Work to be completed
Copy every line of the entries that includes the word "Yahoo".

Saved data entries:
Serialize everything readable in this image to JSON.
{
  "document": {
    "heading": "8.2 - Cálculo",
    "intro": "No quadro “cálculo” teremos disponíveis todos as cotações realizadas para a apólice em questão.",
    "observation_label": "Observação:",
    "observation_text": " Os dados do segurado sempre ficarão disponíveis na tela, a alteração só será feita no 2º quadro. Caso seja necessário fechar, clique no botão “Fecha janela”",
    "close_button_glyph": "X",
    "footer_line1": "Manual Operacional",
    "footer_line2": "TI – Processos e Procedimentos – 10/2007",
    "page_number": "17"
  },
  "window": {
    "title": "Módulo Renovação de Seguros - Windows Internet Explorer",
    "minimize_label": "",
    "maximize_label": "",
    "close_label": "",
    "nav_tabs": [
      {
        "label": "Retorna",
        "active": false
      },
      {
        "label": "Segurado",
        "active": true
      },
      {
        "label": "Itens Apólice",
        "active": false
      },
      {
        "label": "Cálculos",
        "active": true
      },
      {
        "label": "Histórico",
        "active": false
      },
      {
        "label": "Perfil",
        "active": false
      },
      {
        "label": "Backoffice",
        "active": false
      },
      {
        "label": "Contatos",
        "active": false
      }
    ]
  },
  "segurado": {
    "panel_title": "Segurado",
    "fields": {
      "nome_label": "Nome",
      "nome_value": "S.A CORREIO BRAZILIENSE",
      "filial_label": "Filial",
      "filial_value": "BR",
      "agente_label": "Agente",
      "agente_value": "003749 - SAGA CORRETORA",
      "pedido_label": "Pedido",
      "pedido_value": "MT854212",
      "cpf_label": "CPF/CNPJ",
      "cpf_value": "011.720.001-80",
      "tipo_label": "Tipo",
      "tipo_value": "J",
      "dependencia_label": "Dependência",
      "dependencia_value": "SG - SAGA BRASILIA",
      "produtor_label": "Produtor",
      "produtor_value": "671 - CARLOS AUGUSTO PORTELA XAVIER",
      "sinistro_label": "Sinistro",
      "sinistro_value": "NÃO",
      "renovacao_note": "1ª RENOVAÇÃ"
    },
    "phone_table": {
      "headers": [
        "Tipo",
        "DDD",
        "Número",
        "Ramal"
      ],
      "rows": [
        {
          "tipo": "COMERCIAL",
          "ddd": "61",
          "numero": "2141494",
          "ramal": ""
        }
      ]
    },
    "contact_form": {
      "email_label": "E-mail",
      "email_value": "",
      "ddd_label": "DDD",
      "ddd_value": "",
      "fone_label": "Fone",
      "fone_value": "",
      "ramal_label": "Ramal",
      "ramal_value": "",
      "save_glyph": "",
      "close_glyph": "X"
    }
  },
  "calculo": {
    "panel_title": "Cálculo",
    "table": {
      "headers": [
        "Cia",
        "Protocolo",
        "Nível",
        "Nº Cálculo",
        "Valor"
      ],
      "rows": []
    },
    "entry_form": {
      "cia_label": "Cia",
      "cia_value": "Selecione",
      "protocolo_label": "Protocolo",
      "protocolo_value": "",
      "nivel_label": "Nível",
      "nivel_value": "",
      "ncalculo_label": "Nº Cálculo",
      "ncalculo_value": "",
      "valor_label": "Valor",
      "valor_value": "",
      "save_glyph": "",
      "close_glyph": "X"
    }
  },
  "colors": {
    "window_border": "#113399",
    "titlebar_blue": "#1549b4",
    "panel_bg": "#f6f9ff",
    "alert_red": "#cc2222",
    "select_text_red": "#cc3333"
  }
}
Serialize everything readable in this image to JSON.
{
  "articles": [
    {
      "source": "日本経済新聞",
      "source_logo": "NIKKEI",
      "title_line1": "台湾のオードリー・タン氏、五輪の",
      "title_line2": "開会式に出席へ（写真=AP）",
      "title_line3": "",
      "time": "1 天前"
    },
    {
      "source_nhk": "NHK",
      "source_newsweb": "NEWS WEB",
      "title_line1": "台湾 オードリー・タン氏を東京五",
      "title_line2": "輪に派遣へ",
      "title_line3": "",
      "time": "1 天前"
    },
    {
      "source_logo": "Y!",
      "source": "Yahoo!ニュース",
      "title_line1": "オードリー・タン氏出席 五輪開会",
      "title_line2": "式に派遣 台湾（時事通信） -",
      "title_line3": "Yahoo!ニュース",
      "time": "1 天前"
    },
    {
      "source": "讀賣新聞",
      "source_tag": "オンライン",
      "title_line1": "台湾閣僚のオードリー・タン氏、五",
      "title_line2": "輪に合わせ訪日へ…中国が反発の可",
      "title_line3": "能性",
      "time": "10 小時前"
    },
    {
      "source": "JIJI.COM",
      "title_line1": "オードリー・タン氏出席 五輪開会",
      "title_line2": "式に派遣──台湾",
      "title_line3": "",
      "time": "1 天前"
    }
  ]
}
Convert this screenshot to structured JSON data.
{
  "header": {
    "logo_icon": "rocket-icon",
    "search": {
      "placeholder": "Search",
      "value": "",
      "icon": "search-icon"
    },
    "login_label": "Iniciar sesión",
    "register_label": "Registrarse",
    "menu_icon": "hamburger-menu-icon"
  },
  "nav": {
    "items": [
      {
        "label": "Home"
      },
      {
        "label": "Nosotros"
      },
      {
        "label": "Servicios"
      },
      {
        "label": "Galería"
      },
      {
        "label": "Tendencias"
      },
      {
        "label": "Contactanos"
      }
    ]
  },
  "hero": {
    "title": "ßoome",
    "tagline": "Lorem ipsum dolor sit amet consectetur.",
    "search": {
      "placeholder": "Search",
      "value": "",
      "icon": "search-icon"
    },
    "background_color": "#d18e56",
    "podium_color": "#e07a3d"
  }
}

Final answer
      "source": "Yahoo!ニュース",
      "title_line3": "Yahoo!ニュース",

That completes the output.